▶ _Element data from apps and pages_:

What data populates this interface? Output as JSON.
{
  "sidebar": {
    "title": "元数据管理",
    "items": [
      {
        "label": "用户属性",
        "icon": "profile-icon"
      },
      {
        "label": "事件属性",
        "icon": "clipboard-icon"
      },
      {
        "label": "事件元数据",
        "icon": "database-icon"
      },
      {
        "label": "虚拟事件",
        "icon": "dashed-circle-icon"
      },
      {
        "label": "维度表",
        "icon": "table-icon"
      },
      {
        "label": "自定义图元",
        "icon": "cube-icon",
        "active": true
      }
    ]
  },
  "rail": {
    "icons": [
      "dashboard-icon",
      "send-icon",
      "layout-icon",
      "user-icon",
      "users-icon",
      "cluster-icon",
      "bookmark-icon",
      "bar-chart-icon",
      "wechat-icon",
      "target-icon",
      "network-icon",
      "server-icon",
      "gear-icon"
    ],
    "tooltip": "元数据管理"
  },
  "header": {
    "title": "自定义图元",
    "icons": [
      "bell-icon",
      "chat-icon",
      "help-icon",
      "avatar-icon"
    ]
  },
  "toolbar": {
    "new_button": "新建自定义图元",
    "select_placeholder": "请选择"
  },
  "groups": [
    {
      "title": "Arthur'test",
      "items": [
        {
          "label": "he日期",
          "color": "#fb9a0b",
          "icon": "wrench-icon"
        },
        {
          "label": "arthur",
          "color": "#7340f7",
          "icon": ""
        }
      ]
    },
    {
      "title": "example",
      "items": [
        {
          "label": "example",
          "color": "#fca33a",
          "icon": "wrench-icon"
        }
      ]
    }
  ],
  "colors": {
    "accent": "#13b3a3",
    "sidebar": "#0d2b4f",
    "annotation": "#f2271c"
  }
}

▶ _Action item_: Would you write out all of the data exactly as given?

▶ _Result below_:
What data populates this interface? Output as JSON.
{
  "sidebar": {
    "title": "元数据管理",
    "items": [
      {
        "label": "用户属性",
        "icon": "profile-icon"
      },
      {
        "label": "事件属性",
        "icon": "clipboard-icon"
      },
      {
        "label": "事件元数据",
        "icon": "database-icon"
      },
      {
        "label": "虚拟事件",
        "icon": "dashed-circle-icon"
      },
      {
        "label": "维度表",
        "icon": "table-icon"
      },
      {
        "label": "自定义图元",
        "icon": "cube-icon",
        "active": true
      }
    ]
  },
  "rail": {
    "icons": [
      "dashboard-icon",
      "send-icon",
      "layout-icon",
      "user-icon",
      "users-icon",
      "cluster-icon",
      "bookmark-icon",
      "bar-chart-icon",
      "wechat-icon",
      "target-icon",
      "network-icon",
      "server-icon",
      "gear-icon"
    ],
    "tooltip": "元数据管理"
  },
  "header": {
    "title": "自定义图元",
    "icons": [
      "bell-icon",
      "chat-icon",
      "help-icon",
      "avatar-icon"
    ]
  },
  "toolbar": {
    "new_button": "新建自定义图元",
    "select_placeholder": "请选择"
  },
  "groups": [
    {
      "title": "Arthur'test",
      "items": [
        {
          "label": "he日期",
          "color": "#fb9a0b",
          "icon": "wrench-icon"
        },
        {
          "label": "arthur",
          "color": "#7340f7",
          "icon": ""
        }
      ]
    },
    {
      "title": "example",
      "items": [
        {
          "label": "example",
          "color": "#fca33a",
          "icon": "wrench-icon"
        }
      ]
    }
  ],
  "colors": {
    "accent": "#13b3a3",
    "sidebar": "#0d2b4f",
    "annotation": "#f2271c"
  }
}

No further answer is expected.